The US National Ignition Facility (NIF), the interior of which is seen here in July 2008, has reportedly achieved a fusion reaction that produces more energy than was put into it

On Sept. 17, hundreds of thousands marched in New York City and elsewhere demanding an end to fossil fuel use. Society desperately needs to become more sustainable to recover from a summer of wildfires, an estimated 7 million fossil-fuel-pollution-related deaths and 5 trillion dollars spent on these fuels. However, the fastest route to ending fossil fuels is not what most people think. It's not solar and wind. It's fusion energy, the energy that powers our sun and all the other stars in the universe. Fusion can replace fossil fuels faster and cheaper than renewables, but private companies need more access to government funding to make this a reality.

The media does not give the impression that fusion is the solution to our finite energy sources. Why? Solar and wind are reported to be affordable and cheaper than fossil fuels. The capital investment is widely quoted at about $1 per watt of power capacity. Surprisingly, this $1 refers to dollars per watt of peak power, the maximum a solar or wind farm is capable of producing at the sunniest or windiest minute.

The real story is much less sunny. Since solar and wind cannot provide 24-hour year-round power without enormous amounts of energy storage for the night and for cloudy, windless days, nor without a "smart" long-distance grid that can shift power from where it's produced to where it's needed, the real costs of year-round solar and wind are about $10 per watt.

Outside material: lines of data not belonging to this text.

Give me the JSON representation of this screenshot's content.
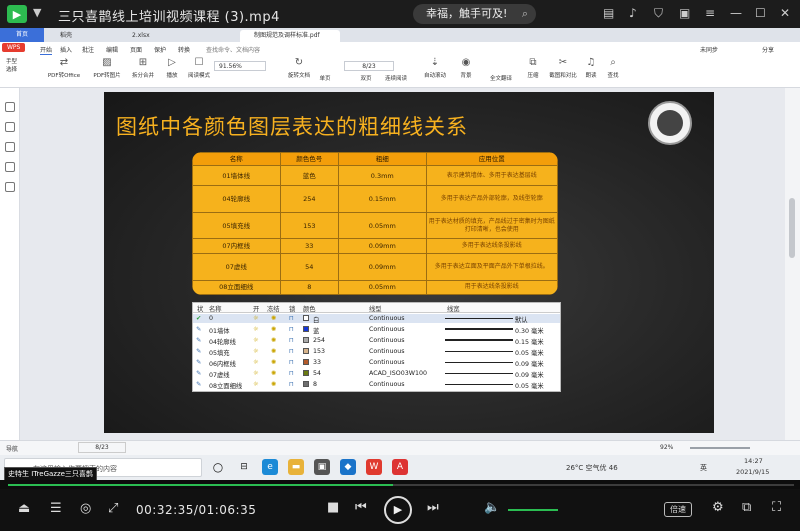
{
  "player": {
    "title": "三只喜鹊线上培训视频课程 (3).mp4",
    "promo": "幸福，触手可及!",
    "promo_more": "搜索"
  },
  "wps": {
    "tabs": [
      "首页",
      "稻壳",
      "2.xlsx",
      "制图规范及调样标准.pdf"
    ],
    "menu": [
      "开始",
      "插入",
      "批注",
      "编辑",
      "页面",
      "保护",
      "转换",
      "查找命令、文档内容"
    ],
    "menu_right": [
      "未同步",
      "分享"
    ],
    "wps_btn": "WPS",
    "ribbon": [
      "手型",
      "选择",
      "PDF转Office",
      "PDF转图片",
      "拆分合并",
      "播放",
      "阅读模式",
      "旋转文档",
      "单页",
      "双页",
      "连续阅读",
      "自动滚动",
      "背景",
      "全文翻译",
      "压缩",
      "截图和对比",
      "朗读",
      "查找"
    ],
    "zoom": "91.56%",
    "page": "8/23",
    "status_page": "8/23",
    "status_nav": "导航",
    "status_zoom": "92%"
  },
  "slide": {
    "title": "图纸中各颜色图层表达的粗细线关系",
    "table": {
      "headers": [
        "名称",
        "颜色色号",
        "粗细",
        "应用位置"
      ],
      "rows": [
        [
          "01墙体线",
          "蓝色",
          "0.3mm",
          "表示建筑墙体、多用于表达基层线"
        ],
        [
          "04轮廓线",
          "254",
          "0.15mm",
          "多用于表达产品外部轮廓，及线型轮廓"
        ],
        [
          "05填充线",
          "153",
          "0.05mm",
          "用于表达材质的填充，产品线过于密集时为图纸打印清晰，也会使用"
        ],
        [
          "07内框线",
          "33",
          "0.09mm",
          "多用于表达线条投影线"
        ],
        [
          "07虚线",
          "54",
          "0.09mm",
          "多用于表达立面及平面产品外下单根拉线。"
        ],
        [
          "08立面细线",
          "8",
          "0.05mm",
          "用于表达线条投影线"
        ]
      ]
    },
    "layers": {
      "headers": [
        "状",
        "名称",
        "开",
        "冻结",
        "锁",
        "颜色",
        "线型",
        "线宽"
      ],
      "rows": [
        {
          "name": "0",
          "color": "白",
          "linetype": "Continuous",
          "lw": "默认",
          "sw": "#ffffff"
        },
        {
          "name": "01墙体",
          "color": "蓝",
          "linetype": "Continuous",
          "lw": "0.30 毫米",
          "sw": "#1436d8"
        },
        {
          "name": "04轮廓线",
          "color": "254",
          "linetype": "Continuous",
          "lw": "0.15 毫米",
          "sw": "#aaaaaa"
        },
        {
          "name": "05填充",
          "color": "153",
          "linetype": "Continuous",
          "lw": "0.05 毫米",
          "sw": "#d6b38a"
        },
        {
          "name": "06内框线",
          "color": "33",
          "linetype": "Continuous",
          "lw": "0.09 毫米",
          "sw": "#b35a2a"
        },
        {
          "name": "07虚线",
          "color": "54",
          "linetype": "ACAD_ISO03W100",
          "lw": "0.09 毫米",
          "sw": "#6a7a10"
        },
        {
          "name": "08立面细线",
          "color": "8",
          "linetype": "Continuous",
          "lw": "0.05 毫米",
          "sw": "#6e6e6e"
        }
      ]
    }
  },
  "taskbar": {
    "search_placeholder": "在这里输入你要搜索的内容",
    "overlay": "史特生 ITreGazze三只喜鹊",
    "weather": "26°C 空气优 46",
    "lang": "英",
    "time": "14:27",
    "date": "2021/9/15"
  },
  "controls": {
    "time": "00:32:35/01:06:35",
    "speed": "倍速",
    "progress": 0.49
  }
}
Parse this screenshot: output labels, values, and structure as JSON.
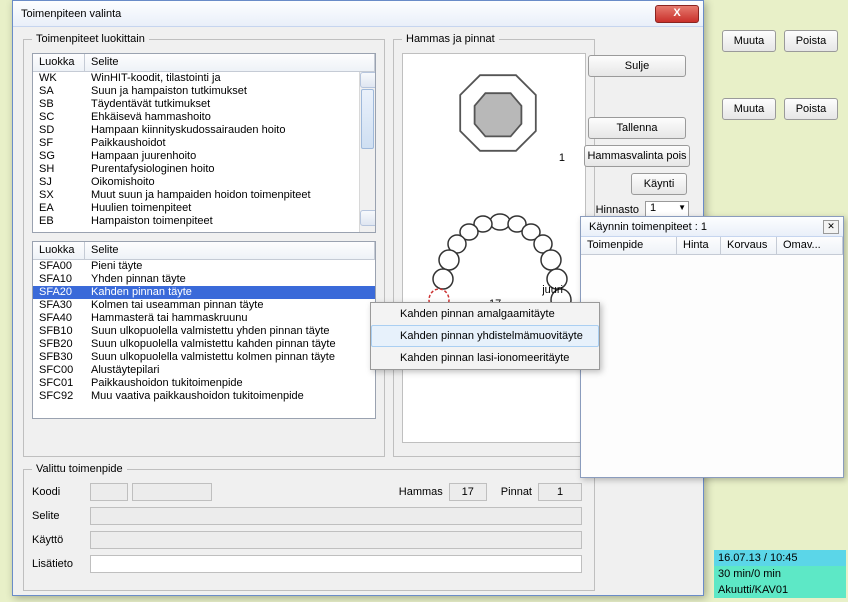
{
  "dialog": {
    "title": "Toimenpiteen valinta",
    "close_x": "X"
  },
  "fs_luokittain": {
    "legend": "Toimenpiteet luokittain",
    "col_luokka": "Luokka",
    "col_selite": "Selite",
    "rows1": [
      {
        "luokka": "WK",
        "selite": "WinHIT-koodit, tilastointi ja"
      },
      {
        "luokka": "SA",
        "selite": "Suun ja hampaiston tutkimukset"
      },
      {
        "luokka": "SB",
        "selite": "Täydentävät tutkimukset"
      },
      {
        "luokka": "SC",
        "selite": "Ehkäisevä hammashoito"
      },
      {
        "luokka": "SD",
        "selite": "Hampaan kiinnityskudossairauden hoito"
      },
      {
        "luokka": "SF",
        "selite": "Paikkaushoidot"
      },
      {
        "luokka": "SG",
        "selite": "Hampaan juurenhoito"
      },
      {
        "luokka": "SH",
        "selite": "Purentafysiologinen hoito"
      },
      {
        "luokka": "SJ",
        "selite": "Oikomishoito"
      },
      {
        "luokka": "SX",
        "selite": "Muut suun ja hampaiden hoidon toimenpiteet"
      },
      {
        "luokka": "EA",
        "selite": "Huulien toimenpiteet"
      },
      {
        "luokka": "EB",
        "selite": "Hampaiston toimenpiteet"
      }
    ],
    "rows2": [
      {
        "luokka": "SFA00",
        "selite": "Pieni täyte"
      },
      {
        "luokka": "SFA10",
        "selite": "Yhden pinnan täyte"
      },
      {
        "luokka": "SFA20",
        "selite": "Kahden pinnan täyte",
        "sel": true
      },
      {
        "luokka": "SFA30",
        "selite": "Kolmen tai useamman pinnan täyte"
      },
      {
        "luokka": "SFA40",
        "selite": "Hammasterä tai hammaskruunu"
      },
      {
        "luokka": "SFB10",
        "selite": "Suun ulkopuolella valmistettu yhden pinnan täyte"
      },
      {
        "luokka": "SFB20",
        "selite": "Suun ulkopuolella valmistettu kahden pinnan täyte"
      },
      {
        "luokka": "SFB30",
        "selite": "Suun ulkopuolella valmistettu kolmen pinnan täyte"
      },
      {
        "luokka": "SFC00",
        "selite": "Alustäytepilari"
      },
      {
        "luokka": "SFC01",
        "selite": "Paikkaushoidon tukitoimenpide"
      },
      {
        "luokka": "SFC92",
        "selite": "Muu vaativa paikkaushoidon tukitoimenpide"
      }
    ]
  },
  "fs_hammas": {
    "legend": "Hammas ja pinnat",
    "num1": "1",
    "num17": "17",
    "q": "?",
    "juuri": "juuri"
  },
  "rightcol": {
    "sulje": "Sulje",
    "tallenna": "Tallenna",
    "hvp": "Hammasvalinta pois",
    "kaynti": "Käynti",
    "hinnasto_lbl": "Hinnasto",
    "hinnasto_val": "1"
  },
  "ctxmenu": {
    "i1": "Kahden pinnan amalgaamitäyte",
    "i2": "Kahden pinnan yhdistelmämuovitäyte",
    "i3": "Kahden pinnan lasi-ionomeeritäyte"
  },
  "fs_valittu": {
    "legend": "Valittu toimenpide",
    "koodi_lbl": "Koodi",
    "selite_lbl": "Selite",
    "kaytto_lbl": "Käyttö",
    "lisatieto_lbl": "Lisätieto",
    "hammas_lbl": "Hammas",
    "hammas_val": "17",
    "pinnat_lbl": "Pinnat",
    "pinnat_val": "1"
  },
  "panel2": {
    "title": "Käynnin toimenpiteet : 1",
    "c1": "Toimenpide",
    "c2": "Hinta",
    "c3": "Korvaus",
    "c4": "Omav..."
  },
  "ext": {
    "muuta": "Muuta",
    "poista": "Poista"
  },
  "bottom": {
    "b1": "16.07.13 / 10:45",
    "b2": "30 min/0 min",
    "b3": "Akuutti/KAV01"
  }
}
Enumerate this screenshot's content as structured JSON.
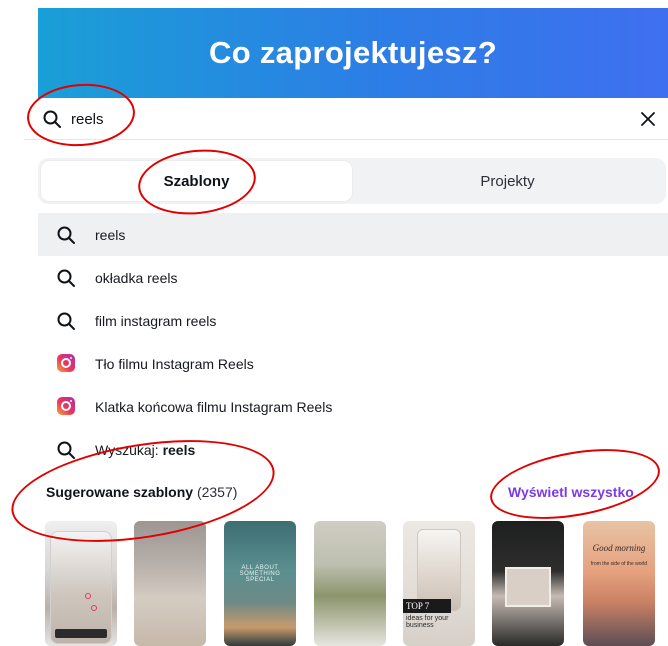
{
  "header": {
    "title": "Co zaprojektujesz?"
  },
  "search": {
    "value": "reels",
    "placeholder": ""
  },
  "tabs": [
    {
      "label": "Szablony",
      "active": true
    },
    {
      "label": "Projekty",
      "active": false
    }
  ],
  "suggestions": [
    {
      "text": "reels",
      "icon": "search-icon"
    },
    {
      "text": "okładka reels",
      "icon": "search-icon"
    },
    {
      "text": "film instagram reels",
      "icon": "search-icon"
    },
    {
      "text": "Tło filmu Instagram Reels",
      "icon": "instagram-icon"
    },
    {
      "text": "Klatka końcowa filmu Instagram Reels",
      "icon": "instagram-icon"
    },
    {
      "prefix": "Wyszukaj: ",
      "bold": "reels",
      "icon": "search-icon"
    }
  ],
  "templates_section": {
    "title": "Sugerowane szablony",
    "count": "(2357)",
    "view_all_label": "Wyświetl wszystko",
    "thumb3_caption": "ALL ABOUT\nSOMETHING\nSPECIAL",
    "thumb5_label": "TOP 7",
    "thumb5_sub": "ideas for your business",
    "thumb7_script": "Good morning",
    "thumb7_caption": "from the side of the world"
  },
  "colors": {
    "header_start": "#1a9fd6",
    "header_end": "#3f6ff0",
    "link_purple": "#7c3ae6",
    "annotation_red": "#e00000",
    "highlight_gray": "#eff0f2"
  }
}
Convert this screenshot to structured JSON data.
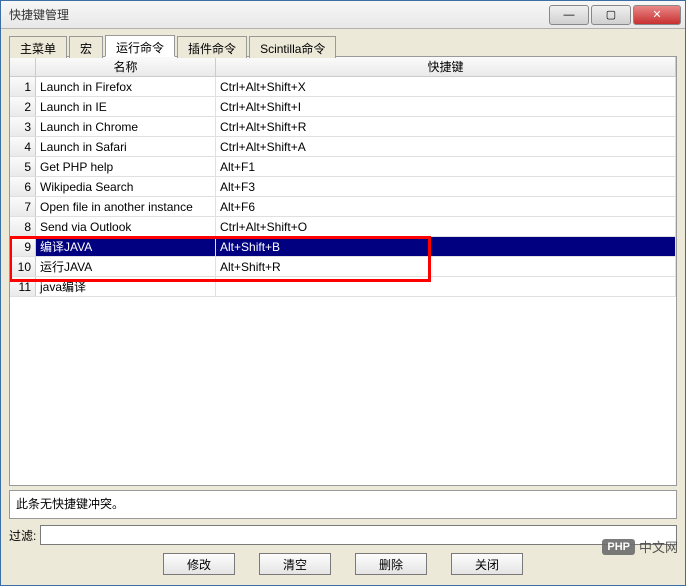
{
  "window": {
    "title": "快捷键管理"
  },
  "tabs": [
    {
      "label": "主菜单",
      "active": false
    },
    {
      "label": "宏",
      "active": false
    },
    {
      "label": "运行命令",
      "active": true
    },
    {
      "label": "插件命令",
      "active": false
    },
    {
      "label": "Scintilla命令",
      "active": false
    }
  ],
  "columns": {
    "name": "名称",
    "shortcut": "快捷键"
  },
  "rows": [
    {
      "no": "1",
      "name": "Launch in Firefox",
      "key": "Ctrl+Alt+Shift+X",
      "selected": false
    },
    {
      "no": "2",
      "name": "Launch in IE",
      "key": "Ctrl+Alt+Shift+I",
      "selected": false
    },
    {
      "no": "3",
      "name": "Launch in Chrome",
      "key": "Ctrl+Alt+Shift+R",
      "selected": false
    },
    {
      "no": "4",
      "name": "Launch in Safari",
      "key": "Ctrl+Alt+Shift+A",
      "selected": false
    },
    {
      "no": "5",
      "name": "Get PHP help",
      "key": "Alt+F1",
      "selected": false
    },
    {
      "no": "6",
      "name": "Wikipedia Search",
      "key": "Alt+F3",
      "selected": false
    },
    {
      "no": "7",
      "name": "Open file in another instance",
      "key": "Alt+F6",
      "selected": false
    },
    {
      "no": "8",
      "name": "Send via Outlook",
      "key": "Ctrl+Alt+Shift+O",
      "selected": false
    },
    {
      "no": "9",
      "name": "编译JAVA",
      "key": "Alt+Shift+B",
      "selected": true
    },
    {
      "no": "10",
      "name": "运行JAVA",
      "key": "Alt+Shift+R",
      "selected": false
    },
    {
      "no": "11",
      "name": "java编译",
      "key": "",
      "selected": false
    }
  ],
  "status": "此条无快捷键冲突。",
  "filter": {
    "label": "过滤:",
    "value": ""
  },
  "buttons": {
    "modify": "修改",
    "clear": "清空",
    "delete": "删除",
    "close": "关闭"
  },
  "watermark": {
    "badge": "PHP",
    "text": "中文网"
  }
}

That is far higher than the capital costs of fossil fuel generators.

With adequate funding, most fusion companies expect to distribute power in the next 12 years, not 30, and some plan to plug into the network in this decade.

However adequate funding is not available right now. Too little money leads to too small staff and much slower progress than is technically possible. Almost all fusion companies now rely overwhelmingly on private investment, including crowdfunding platforms for small investors. But we need government funding as well to succeed rapidly.

But how fast can we get to commercialized fusion energy? We can do it in a decade or so. That's true even though for years the fusion stories in the news have been about the giant, multibillion-dollar government-funded projects like the ill-fated, never-finished International Tokamak Experimental Reactor (ITER) in France and the National Ignition Facility, or NIF, in the U.S. Their huge costs and much-postponed schedules have resulted in the jaded "fusion is always 30 years away" dismissal.

What news stories have missed are the small investor-funded fusion companies that are making the fastest progress toward practical fusion energy. While it's true we don't yet have Doc Brown's fusion-powered flying DeLorean car from "Back to the Future" right now, the fusion companies have gotten closest to getting more energy out of the device than is fed into it. The industry's biggest players have spent millions of dollars to achieve this progress using devices far smaller and cheaper than government-level initiatives.

They've achieved major accomplishments and will reach more as small startups plan to use hydrogen-boron fuel, which offers unique value for our society. This special fuel creates three new possibilities not usually available with fusion: Zero radioactive waste, small and cheap generators and fuel that can be converted into electricity.

Replacing all current fossil fuel energy with solar and wind power by 2050 will cost at least $20 trillion per year — nearly four times what is currently spent on fossil fuels. And this doesn't count the need to maintain solar and wind farms and replace them about every 20 years. No wonder BP and other oil companies are not investing in it to the extent that they promised.

Our society must immediately transition to cleaner energy if we want to avoid environmental consequences that will kill our planet and our ability to live on it. Fusion gives us a way to bypass the expensive, high-maintenance "solution" of renewables and create better societies with fewer limitations. Government funds are the only thing that's required to unlock the power of fusion.

Fusion requires less space and materials and has the highest energy density known to science, making it a cheap and fast way to stop using fossil fuels for good. The investment needed is dramatically lower than what it takes to implement renewables on a large scale, so why aren't we seeing any change? Well, fusion energy has been branded as a black hole for financial investment because of the ineffective projects taken on by the government.

Some of the best teams and equipment have been put toward commercializing fusion, but we won't develop robust power generators until startups receive the investment they need. Their innovative decision-making allows them to find novel ways of utilizing funding without the red tape public sector projects have. These differences could allow startups to create a decentralized grid that ends major blackouts and reduces the cost of living for all while at the same time preserving our precious environment. Governments need to treat fusion research and development as a crash program. The fastest route to fusion is to fund all efforts fully, including those with pB11 fuel.